CONSTELLATIONS was first staged at the upstairs theatre in London in January 2012 and then transferred to the Duke of York’s Theatre in London’s West End in November. The play won the Evening Standard Award in London for Best Play. CONSTELLATIONS debuted on Broadway in 2015, with JAKE GYLLENHAAL starring in the New York Production.

Because CONSTELLATIONS has no premise, the characters lack third dimension. They have no motivation, and their dialogue doesn’t move the action. The play cannot be reviewed as an average play.

We ought to remember that this is a play where an indented line on the stage indicates a change in universe, and in short dialoque segments of tries to answer the question of “Why should the universe have a purpose?

Its dialogue is made out of fractions of conversations, but in those fractions CONSTELLATIONS discuses of “The String Theory”, which examines the world by generating a single theory that explains phenomena, both on a very small and very large scale. It posits that every particle known to us is comprised of minute, vibrating strings, and its mathematics is compatible with general relativity and quantum mechanics. But for the numbers to add up, we would need to accept that our universe is comprised of many space-time dimensions and that that our universe may not be the only universe.

There are also discussions on the theory of possible lives of a single couple, where at any given moment several outcomes can co-exist simultaneously in a vast ensemble of parallel universes. Unless one is familiar with all these theories, one will be unable to fully understand the play.  

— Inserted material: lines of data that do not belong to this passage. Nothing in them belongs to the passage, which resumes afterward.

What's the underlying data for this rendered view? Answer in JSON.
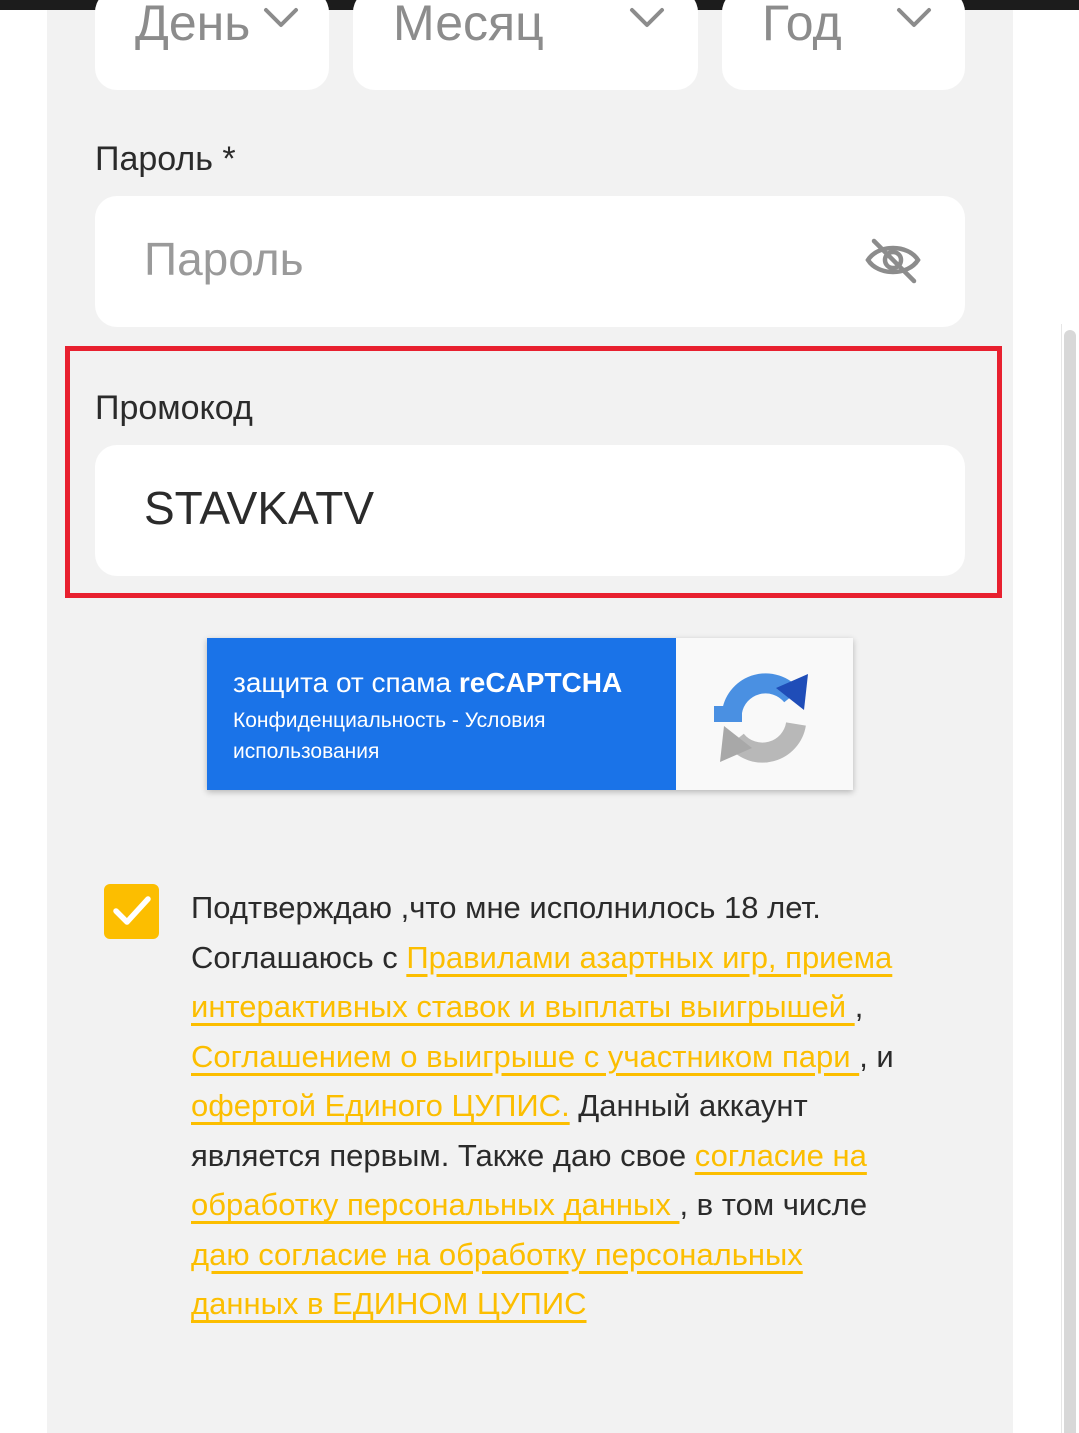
{
  "birthdate": {
    "day_placeholder": "День",
    "month_placeholder": "Месяц",
    "year_placeholder": "Год"
  },
  "password": {
    "label": "Пароль *",
    "placeholder": "Пароль"
  },
  "promo": {
    "label": "Промокод",
    "value": "STAVKATV"
  },
  "recaptcha": {
    "title_prefix": "защита от спама ",
    "title_brand": "reCAPTCHA",
    "privacy_link": "Конфиденциальность",
    "separator": " - ",
    "terms_link": "Условия использования"
  },
  "consent": {
    "checked": true,
    "t1": "Подтверждаю ,что мне исполнилось 18 лет. Соглашаюсь с ",
    "link1": "Правилами азартных игр, приема интерактивных ставок и выплаты выигрышей ",
    "t2": ", ",
    "link2": "Соглашением о выигрыше с участником пари ",
    "t3": ", и ",
    "link3": "офертой Единого ЦУПИС.",
    "t4": " Данный аккаунт является первым. Также даю свое ",
    "link4": "согласие на обработку персональных данных ",
    "t5": ", в том числе ",
    "link5": "даю согласие на обработку персональных данных в ЕДИНОМ  ЦУПИС"
  },
  "colors": {
    "accent": "#fcbe00",
    "highlight": "#e8202f",
    "recaptcha_blue": "#1a73e8"
  }
}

In writing CONSTELLATIONS, British Award-winning Playwright NICK PAYNE not only shrank his playwrights’ conventions, (as he admits doing, in his writings) but got too convoluted in his Scientific language. The result is that CONSTELLATIONS, that takes place across forty-some unique iterations in less than two hours, as a play, may be too deep for the average theatre goers, but it is interesting  

The show will continue at Mountain View Center for the Performing Arts until September 17, 2017. For information or to order tickets call (650) 463-1960 or go online to